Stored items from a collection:
-- Opening Marker --

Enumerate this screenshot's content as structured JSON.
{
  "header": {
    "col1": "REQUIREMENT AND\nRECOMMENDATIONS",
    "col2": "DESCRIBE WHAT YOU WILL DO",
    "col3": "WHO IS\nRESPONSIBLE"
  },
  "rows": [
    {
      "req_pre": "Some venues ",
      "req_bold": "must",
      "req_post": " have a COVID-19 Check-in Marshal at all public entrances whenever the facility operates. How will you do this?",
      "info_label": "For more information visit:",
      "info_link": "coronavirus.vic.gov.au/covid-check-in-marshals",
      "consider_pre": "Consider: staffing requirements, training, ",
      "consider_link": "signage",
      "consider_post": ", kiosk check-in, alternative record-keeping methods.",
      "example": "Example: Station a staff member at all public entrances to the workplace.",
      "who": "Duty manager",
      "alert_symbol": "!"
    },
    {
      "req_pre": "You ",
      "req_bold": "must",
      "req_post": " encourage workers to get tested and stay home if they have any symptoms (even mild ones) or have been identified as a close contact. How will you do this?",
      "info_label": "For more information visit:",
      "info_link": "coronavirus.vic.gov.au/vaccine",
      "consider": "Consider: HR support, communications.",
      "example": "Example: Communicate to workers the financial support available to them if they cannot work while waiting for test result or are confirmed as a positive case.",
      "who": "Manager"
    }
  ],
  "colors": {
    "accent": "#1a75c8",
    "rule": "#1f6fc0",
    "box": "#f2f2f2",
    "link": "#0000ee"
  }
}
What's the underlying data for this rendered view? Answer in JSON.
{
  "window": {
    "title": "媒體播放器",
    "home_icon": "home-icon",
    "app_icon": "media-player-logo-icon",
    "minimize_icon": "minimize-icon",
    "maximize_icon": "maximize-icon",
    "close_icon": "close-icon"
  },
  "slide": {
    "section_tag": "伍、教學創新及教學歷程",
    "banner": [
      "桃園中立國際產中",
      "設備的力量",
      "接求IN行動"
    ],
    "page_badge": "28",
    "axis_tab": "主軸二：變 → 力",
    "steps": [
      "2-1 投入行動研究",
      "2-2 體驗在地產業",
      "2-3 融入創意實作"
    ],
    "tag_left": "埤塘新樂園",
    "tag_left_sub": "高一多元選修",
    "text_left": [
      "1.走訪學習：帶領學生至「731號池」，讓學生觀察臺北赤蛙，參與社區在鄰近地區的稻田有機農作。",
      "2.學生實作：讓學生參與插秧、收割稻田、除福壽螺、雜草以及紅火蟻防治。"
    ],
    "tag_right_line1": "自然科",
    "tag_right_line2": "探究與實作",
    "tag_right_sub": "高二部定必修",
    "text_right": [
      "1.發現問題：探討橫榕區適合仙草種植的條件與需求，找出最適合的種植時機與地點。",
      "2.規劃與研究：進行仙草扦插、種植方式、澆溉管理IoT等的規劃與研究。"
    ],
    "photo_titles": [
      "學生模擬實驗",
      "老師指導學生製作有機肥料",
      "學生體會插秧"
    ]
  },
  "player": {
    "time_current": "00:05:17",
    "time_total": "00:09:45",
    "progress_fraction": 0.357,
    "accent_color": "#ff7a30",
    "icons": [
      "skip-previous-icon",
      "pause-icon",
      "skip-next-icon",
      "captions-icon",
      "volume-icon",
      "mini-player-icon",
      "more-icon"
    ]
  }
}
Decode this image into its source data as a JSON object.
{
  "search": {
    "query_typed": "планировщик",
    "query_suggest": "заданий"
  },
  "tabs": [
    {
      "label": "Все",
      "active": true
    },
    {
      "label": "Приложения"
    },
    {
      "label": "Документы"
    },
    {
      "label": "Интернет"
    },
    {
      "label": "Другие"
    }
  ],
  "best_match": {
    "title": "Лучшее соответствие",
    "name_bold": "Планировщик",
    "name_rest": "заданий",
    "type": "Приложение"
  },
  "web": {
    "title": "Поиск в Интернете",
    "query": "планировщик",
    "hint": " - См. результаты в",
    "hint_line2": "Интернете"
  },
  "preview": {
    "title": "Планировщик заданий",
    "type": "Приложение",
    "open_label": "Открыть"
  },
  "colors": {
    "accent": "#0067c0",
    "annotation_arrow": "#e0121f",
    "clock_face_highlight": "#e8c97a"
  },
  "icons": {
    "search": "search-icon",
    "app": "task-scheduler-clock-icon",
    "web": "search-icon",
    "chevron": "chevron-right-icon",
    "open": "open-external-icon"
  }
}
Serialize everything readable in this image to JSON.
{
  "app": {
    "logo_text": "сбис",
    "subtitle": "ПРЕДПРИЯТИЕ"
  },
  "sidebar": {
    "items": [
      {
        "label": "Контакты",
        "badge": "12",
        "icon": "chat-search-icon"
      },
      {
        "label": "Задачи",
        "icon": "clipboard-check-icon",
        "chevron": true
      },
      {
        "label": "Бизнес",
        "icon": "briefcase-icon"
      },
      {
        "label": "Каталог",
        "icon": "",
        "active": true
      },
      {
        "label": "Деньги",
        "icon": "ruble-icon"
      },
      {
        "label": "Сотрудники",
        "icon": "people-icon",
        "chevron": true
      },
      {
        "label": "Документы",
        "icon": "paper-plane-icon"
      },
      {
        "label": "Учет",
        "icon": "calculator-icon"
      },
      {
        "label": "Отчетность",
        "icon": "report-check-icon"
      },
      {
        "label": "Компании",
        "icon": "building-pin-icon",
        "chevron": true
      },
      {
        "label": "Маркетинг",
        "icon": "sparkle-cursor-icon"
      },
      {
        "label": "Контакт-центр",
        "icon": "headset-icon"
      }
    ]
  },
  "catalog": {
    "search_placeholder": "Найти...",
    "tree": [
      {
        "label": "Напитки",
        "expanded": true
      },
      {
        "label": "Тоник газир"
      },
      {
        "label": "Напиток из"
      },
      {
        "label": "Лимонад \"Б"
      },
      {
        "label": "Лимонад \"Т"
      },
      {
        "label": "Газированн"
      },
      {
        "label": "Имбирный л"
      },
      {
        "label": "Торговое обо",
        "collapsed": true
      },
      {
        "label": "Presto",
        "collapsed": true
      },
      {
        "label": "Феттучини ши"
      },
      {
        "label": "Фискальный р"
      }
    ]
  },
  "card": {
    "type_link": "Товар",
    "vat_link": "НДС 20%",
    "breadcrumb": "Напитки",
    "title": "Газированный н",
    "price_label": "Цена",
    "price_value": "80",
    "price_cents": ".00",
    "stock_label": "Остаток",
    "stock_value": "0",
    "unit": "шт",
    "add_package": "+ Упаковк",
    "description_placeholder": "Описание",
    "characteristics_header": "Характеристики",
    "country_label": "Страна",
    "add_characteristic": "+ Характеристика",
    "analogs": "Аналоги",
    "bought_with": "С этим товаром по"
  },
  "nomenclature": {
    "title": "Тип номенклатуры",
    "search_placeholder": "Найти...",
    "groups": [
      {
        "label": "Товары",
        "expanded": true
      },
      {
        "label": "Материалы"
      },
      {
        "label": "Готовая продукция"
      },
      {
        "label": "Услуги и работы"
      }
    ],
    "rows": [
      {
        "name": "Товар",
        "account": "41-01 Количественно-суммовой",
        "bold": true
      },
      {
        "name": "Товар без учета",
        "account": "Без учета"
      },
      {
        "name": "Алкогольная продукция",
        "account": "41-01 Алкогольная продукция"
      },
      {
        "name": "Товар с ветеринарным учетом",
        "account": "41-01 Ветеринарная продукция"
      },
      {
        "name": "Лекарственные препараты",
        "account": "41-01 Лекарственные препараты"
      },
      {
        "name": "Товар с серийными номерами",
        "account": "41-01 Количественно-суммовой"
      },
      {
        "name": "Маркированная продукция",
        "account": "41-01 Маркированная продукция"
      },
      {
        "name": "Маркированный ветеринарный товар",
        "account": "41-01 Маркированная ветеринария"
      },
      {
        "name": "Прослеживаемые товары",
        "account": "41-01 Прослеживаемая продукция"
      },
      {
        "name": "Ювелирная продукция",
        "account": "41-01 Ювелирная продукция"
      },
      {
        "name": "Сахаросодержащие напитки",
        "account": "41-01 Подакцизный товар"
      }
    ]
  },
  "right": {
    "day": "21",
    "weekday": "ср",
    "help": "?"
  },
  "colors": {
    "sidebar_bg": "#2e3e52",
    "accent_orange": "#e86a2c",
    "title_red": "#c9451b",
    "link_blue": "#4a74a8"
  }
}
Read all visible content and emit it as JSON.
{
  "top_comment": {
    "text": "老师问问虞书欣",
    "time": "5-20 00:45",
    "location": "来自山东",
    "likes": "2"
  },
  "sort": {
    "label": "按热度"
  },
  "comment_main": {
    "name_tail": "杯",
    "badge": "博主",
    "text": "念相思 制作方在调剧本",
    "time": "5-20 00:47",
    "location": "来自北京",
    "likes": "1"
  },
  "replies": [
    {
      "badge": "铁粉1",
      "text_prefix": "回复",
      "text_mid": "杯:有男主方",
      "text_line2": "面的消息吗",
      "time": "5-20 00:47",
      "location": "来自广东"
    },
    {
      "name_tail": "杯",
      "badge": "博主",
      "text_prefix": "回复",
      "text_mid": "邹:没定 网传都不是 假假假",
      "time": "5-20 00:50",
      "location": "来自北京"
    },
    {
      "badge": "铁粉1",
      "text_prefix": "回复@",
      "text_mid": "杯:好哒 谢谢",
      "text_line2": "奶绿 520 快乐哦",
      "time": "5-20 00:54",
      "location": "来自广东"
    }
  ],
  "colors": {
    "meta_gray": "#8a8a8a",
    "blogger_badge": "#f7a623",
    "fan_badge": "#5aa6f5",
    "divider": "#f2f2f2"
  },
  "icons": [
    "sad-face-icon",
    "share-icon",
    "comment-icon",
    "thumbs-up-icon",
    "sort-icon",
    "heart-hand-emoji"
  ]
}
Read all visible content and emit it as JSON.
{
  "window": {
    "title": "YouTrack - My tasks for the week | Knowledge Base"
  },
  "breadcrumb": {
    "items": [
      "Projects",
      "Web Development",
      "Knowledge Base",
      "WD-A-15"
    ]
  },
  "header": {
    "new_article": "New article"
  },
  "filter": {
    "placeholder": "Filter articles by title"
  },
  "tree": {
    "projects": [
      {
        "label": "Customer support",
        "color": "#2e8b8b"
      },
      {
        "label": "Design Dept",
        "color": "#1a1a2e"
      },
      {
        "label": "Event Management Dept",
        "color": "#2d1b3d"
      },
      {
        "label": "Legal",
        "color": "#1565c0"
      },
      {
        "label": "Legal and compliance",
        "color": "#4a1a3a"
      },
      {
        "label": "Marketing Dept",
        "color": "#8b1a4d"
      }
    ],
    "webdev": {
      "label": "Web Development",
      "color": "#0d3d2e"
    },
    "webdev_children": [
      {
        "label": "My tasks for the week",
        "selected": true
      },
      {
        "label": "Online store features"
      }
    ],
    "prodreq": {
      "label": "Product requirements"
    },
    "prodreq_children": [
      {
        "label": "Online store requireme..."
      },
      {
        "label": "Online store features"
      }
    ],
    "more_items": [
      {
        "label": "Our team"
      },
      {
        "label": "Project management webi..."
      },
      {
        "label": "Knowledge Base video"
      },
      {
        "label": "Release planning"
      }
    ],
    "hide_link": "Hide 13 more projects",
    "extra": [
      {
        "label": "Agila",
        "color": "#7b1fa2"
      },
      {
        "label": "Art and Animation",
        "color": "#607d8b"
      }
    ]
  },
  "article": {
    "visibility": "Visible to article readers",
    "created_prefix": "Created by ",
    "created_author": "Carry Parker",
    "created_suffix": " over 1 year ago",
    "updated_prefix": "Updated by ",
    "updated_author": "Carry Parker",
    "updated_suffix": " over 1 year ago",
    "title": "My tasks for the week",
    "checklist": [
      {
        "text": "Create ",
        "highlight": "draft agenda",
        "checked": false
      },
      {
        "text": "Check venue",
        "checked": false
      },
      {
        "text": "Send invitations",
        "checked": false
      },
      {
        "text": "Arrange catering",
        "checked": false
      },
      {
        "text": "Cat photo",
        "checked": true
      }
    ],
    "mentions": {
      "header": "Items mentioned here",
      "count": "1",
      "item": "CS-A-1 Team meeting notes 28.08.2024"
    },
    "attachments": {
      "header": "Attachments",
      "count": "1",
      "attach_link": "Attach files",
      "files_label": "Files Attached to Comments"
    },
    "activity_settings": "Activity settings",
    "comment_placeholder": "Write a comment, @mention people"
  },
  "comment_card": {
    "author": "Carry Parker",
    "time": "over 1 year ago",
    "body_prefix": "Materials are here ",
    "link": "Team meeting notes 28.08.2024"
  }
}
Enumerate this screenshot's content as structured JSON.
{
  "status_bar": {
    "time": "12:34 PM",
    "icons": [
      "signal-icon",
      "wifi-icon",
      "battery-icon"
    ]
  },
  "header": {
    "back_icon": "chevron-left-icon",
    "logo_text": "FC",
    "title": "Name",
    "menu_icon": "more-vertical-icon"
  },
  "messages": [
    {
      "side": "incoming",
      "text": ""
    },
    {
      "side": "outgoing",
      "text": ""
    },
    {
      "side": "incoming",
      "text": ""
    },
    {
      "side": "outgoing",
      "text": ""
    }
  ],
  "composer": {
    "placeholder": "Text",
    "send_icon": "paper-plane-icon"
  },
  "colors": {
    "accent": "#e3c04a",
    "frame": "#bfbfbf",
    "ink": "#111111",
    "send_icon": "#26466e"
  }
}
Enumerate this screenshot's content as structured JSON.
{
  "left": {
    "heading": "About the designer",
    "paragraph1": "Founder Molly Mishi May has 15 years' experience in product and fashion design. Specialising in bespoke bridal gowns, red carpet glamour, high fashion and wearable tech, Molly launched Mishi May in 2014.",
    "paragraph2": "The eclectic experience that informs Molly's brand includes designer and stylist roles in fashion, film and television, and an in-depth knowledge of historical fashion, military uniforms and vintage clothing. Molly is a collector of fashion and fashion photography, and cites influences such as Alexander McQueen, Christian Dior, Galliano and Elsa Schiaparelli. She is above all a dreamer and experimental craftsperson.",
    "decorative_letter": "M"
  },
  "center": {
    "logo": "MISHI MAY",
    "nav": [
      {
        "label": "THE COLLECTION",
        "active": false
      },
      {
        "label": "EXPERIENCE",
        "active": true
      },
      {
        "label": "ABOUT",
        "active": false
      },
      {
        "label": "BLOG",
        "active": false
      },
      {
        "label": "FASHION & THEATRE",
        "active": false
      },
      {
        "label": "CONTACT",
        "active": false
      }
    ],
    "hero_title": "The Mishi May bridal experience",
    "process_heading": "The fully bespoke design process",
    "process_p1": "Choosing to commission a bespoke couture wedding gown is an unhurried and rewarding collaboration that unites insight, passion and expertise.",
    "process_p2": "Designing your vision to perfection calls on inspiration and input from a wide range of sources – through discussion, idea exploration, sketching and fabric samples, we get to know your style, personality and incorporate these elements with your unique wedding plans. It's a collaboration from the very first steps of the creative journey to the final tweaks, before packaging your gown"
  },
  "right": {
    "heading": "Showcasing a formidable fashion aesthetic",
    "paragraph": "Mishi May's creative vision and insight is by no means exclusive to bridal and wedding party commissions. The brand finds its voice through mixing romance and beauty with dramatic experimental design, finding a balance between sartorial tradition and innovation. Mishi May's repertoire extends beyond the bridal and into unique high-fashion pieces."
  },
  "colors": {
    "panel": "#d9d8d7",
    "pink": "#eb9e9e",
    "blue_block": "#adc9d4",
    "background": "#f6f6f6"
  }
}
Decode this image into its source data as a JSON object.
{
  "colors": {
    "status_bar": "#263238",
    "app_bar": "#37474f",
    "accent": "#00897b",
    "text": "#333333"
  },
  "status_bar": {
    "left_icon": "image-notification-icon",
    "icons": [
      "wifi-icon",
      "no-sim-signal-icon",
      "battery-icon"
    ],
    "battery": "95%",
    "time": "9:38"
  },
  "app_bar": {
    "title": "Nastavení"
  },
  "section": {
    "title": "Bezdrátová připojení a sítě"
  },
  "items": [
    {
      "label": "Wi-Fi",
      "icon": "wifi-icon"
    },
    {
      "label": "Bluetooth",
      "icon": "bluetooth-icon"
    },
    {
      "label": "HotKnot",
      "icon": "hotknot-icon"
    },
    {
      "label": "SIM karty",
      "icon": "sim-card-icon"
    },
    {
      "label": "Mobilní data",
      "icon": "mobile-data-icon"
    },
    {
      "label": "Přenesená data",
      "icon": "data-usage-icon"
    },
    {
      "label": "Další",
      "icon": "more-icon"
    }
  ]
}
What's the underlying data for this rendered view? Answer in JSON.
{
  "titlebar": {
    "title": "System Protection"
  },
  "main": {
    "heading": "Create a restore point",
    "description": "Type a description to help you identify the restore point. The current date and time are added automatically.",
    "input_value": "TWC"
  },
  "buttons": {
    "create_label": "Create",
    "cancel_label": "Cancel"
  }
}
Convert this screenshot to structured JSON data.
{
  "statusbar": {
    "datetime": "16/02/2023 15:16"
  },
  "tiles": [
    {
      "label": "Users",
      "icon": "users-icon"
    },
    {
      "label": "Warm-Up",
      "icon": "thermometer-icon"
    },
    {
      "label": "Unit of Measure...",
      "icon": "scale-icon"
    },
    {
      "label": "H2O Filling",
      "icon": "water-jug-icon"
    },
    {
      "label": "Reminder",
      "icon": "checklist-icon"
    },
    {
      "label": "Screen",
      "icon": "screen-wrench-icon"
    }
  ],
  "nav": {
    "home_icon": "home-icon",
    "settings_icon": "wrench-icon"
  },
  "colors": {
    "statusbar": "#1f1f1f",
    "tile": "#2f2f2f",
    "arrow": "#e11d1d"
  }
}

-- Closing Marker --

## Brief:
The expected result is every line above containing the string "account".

## Task result:
        "account": "41-01 Количественно-суммовой",
        "account": "Без учета"
        "account": "41-01 Алкогольная продукция"
        "account": "41-01 Ветеринарная продукция"
        "account": "41-01 Лекарственные препараты"
        "account": "41-01 Количественно-суммовой"
        "account": "41-01 Маркированная продукция"
        "account": "41-01 Маркированная ветеринария"
        "account": "41-01 Прослеживаемая продукция"
        "account": "41-01 Ювелирная продукция"
        "account": "41-01 Подакцизный товар"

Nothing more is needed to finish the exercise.